There are two public members of the 12-person commission, but you can listen to hours of commission meetings without hearing even a passing mention of the public; what counts is what the industry wants. Gov. Perry's latest appointee to the animal health governing board, according to a TAHC press release, "hails from Marion, where he is a swine producer. The swine industry representative has held many leadership posts in the Texas Pork Producers Association." At a recent board meeting, when a proposed bill was mentioned that would require the agency to start collecting fees for the expensive work it does, industry reps began to squeal.
Yet the Reed case disturbed even employees of this most servile arm of state government. "There are other owners already asking to avail themselves of this [CEM quarantine] service," a state vet warned at the end of the Diamond R episode. "Since Texas Animal Health Commission cannot charge fees for this oversight, we will become the cheapest game in town. Other states where they do import a lot of horses, for example Florida, provide this service. They have a fee basis, [but] we just don't want to go there." Indeed, rather than set the precedent of accepting money for state services rendered, the commission recently voted to officially remove Texas from the USDA list of states providing quarantines -- for fear that other testing, including disease checks for the state's sacred cattle industry, might one day be charged for as well. "As long as you're on that approved list," a member of the commission warned his colleagues, "you can get political pressure to do these things for someone that you may not do otherwise." The commission's action in removing Texas from the list was, at least in the Reed case, closing the barn door after the horse had fled. The political pressure had apparently already been applied.
The final cost for the Diamond R quarantine is unclear. The state expended 322 hours of veterinarians' time, and employees traveled 5,224 miles back and forth from government offices to the Reeds' ranch to monitor the herd. Early in the process, one official estimated the total cost to the state would be between $50,000 and $60,000. Recently however, the cited figure has been $2,000 to $3,000 per horse, which would put the total cost to the people of Texas at between $70,000 and $100,000.
In the state's Children's Health Insurance Program, on the other hand, although fees vary depending upon the family's income, the money spent by the state of Texas to quarantine the Diamond R would have paid the yearly deductible for as many as 1,000 kids. Maintaining for a moment this animal-vs.-kids comparison, a recent study by Texas Tech University found that cattle in the state are better vaccinated than Texas children.

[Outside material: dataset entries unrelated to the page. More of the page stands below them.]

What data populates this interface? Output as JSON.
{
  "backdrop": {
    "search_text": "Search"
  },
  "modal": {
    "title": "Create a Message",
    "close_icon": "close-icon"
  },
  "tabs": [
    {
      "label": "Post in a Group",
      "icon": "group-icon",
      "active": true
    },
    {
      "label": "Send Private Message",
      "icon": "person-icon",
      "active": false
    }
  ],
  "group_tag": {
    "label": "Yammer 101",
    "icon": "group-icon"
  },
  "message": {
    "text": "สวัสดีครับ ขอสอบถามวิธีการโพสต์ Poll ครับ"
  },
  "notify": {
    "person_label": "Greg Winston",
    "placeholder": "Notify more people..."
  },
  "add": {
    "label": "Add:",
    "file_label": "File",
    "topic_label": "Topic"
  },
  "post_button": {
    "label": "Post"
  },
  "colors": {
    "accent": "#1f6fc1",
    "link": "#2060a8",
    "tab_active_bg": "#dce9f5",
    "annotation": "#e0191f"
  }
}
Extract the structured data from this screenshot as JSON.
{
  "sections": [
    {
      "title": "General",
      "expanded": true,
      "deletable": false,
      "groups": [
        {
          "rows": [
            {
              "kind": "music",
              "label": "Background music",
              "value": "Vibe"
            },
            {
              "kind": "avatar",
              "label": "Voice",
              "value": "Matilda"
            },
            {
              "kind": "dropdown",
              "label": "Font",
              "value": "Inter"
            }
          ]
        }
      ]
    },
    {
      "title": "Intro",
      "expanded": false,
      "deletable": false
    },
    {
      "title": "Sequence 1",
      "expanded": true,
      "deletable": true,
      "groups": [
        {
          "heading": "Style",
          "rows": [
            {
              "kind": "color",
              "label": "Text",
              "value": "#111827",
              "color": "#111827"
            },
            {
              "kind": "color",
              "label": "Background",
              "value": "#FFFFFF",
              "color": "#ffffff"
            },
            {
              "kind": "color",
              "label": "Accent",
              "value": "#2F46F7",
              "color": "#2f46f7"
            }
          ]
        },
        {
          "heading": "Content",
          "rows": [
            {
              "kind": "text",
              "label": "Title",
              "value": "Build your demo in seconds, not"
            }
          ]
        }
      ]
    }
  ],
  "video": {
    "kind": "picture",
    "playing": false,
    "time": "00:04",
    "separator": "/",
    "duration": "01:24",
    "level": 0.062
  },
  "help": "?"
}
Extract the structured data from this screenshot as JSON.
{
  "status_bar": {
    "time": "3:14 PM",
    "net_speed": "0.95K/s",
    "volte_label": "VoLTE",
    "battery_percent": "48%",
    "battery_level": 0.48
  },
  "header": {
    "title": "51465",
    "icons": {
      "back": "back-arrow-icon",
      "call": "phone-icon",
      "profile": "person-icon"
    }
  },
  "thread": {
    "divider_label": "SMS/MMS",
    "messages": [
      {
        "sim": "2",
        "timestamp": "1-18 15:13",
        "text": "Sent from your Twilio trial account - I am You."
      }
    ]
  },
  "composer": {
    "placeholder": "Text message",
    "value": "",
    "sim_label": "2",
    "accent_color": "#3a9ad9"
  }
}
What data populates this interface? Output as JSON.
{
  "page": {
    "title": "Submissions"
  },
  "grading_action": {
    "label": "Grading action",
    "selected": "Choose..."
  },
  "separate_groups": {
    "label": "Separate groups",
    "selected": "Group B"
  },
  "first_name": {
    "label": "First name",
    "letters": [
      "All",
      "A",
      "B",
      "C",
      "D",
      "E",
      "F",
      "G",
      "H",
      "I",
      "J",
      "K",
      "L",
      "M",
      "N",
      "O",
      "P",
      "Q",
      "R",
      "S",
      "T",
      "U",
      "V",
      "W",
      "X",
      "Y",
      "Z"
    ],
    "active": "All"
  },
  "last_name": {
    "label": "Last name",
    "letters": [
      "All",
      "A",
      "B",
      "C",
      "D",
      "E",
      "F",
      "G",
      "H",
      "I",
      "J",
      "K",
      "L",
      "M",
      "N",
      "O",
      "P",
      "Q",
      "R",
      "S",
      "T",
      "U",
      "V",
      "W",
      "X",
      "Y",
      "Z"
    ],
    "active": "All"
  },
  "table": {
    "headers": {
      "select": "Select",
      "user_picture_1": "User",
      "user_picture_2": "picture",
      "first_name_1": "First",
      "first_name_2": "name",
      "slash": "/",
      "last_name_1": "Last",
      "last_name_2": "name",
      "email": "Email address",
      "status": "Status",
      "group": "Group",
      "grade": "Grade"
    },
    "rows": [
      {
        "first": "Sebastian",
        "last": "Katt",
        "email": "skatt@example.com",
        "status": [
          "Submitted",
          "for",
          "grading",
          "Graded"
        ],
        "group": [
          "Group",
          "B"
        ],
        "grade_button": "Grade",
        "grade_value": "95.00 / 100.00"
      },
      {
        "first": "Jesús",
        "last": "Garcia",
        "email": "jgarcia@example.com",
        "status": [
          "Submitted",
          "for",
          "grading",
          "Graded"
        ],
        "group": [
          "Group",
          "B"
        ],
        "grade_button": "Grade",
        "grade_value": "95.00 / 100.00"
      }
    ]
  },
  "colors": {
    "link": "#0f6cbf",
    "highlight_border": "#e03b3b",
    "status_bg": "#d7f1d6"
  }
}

"There's a lot of people in Europe who would like to import horses into Texas without going through Kentucky," Dick Reed complained recently. He got the state service he wanted, but he won't get it again. The cattle industry, especially, would rather see Texas closed to horse quarantines than face the risk of fees for government services in the future. Even Bill Barnes, who took advantage of industry-friendly rules to aid his clients, says that in this respect the state of Texas is out of step with reality: "To be honest, I've never had an experience in which someone is not charging [for quarantine services] on a fee-for-service basis. They [TAHC] need to be charging." That's what other states and the federal government do.
But Mr. Barnes doesn't understand that, in Texas, raising healthy animals is a protected, state-subsidized priority. Raising healthy children is not.